In a show that lasted eight seasons and almost 200 episodes, it was easy for fans of Full House to feel like they were a part of the Tanner family. Before we delve into the article, let's set the mood with a memorable tune...
Recently, in a thread about major movie and TV plot holes, Redditor Chrispar brought up the Tanner family and their tight living situation. Despite my avid viewership of Full House in my younger days, this was still something I never quite noticed.
Although their house was fairly large - especially for San Francisco property - the name Full House was probably the most appropriate title in TV history.
I mean, at one point around 9 people were living there: Danny, Jesse, Joey, DJ, Stephanie, Michelle, Rebecca, Nicky and Alex, and that's not even counting the seemingly ever-present Kimmy and Steve!
Whoa, baby, indeed.
To remedy this sardine-esque situation, Jesse eventually decided to build an apartment and move up to the attic permanently with Rebecca after they got married in the fourth season of the show.
Finally more room for Jesse and Rebecca and lots of space for the twins they would later have, everything seems all well and good, right? Wrong! Because there was never an attic in the Tanner's house. *dun, dun, duuuun*

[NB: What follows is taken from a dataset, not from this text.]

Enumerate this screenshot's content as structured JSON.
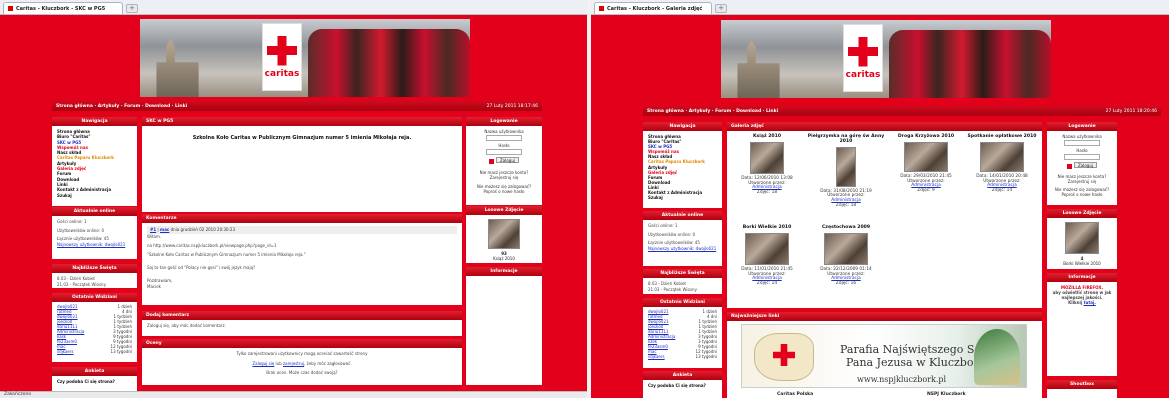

From the outside we can clearly see a flat roof on the Tanner house...
Looks pretty flat to me.
But on the inside you'll notice here that there's a distinctly slanted ceiling...
Something is amiss!
The evidence is beginning to stack up...
More importantly, how the heck did they get that piano behind them upstairs? Maybe Ross taught them how to *PIVOT*
Even today, notice the presence of one Danny Tanner, but the definite lack of attic space...
He looks rather unimpressed.
Did Uncle Jesse come back again just to investigate this situation?
Eh, probably not.
While it could be easy to turn this into one of my favorite "maybe the character was dead the whole time" theories, or say that the Tanners were actually a magical family and they were able to charm the attic à la Perkins's tent in Harry Potter and the Goblet of Fire, I'll abstain and chalk it up to some shoddy planning and leave it at an interesting plot hole.
I mean, if someone is interested in writing a theory about how maybe the Tanner house is a TARDIS and it's really bigger on the inside...wait, no. I'm getting carried away again.
Of course, it's none of those things and the explanation is much more simple. At the beginning when the showrunners decided to use the Tanner house that we all know and love, they likely weren't thinking much about the logistics and the studio sets they would want to build four seasons in. And thus, the disappearing attic was born!
One quick note, It's a fairly common misconception that the Tanner family lived in one of San Francisco's famous of Painted Ladies, a series of Victorian houses, across from Alamo Square park.
Even though audiences will recognize the houses from the intro, and it would make a pretty nice explanation to Uncle Jesse's mystery apartment, it's sadly not the case. The house that they used for exterior shots still exists today on Broderick St.
In the end, this is just a TV show and shouldn't be taken too seriously. Heck, it's not totally uncommon in television for the outside to not match the layout of the set (Brady Bunch, anyone?). But now that Chrispar pointed it out, I don't think I'll be able to look at Uncle Jesse's living situation without taking notice.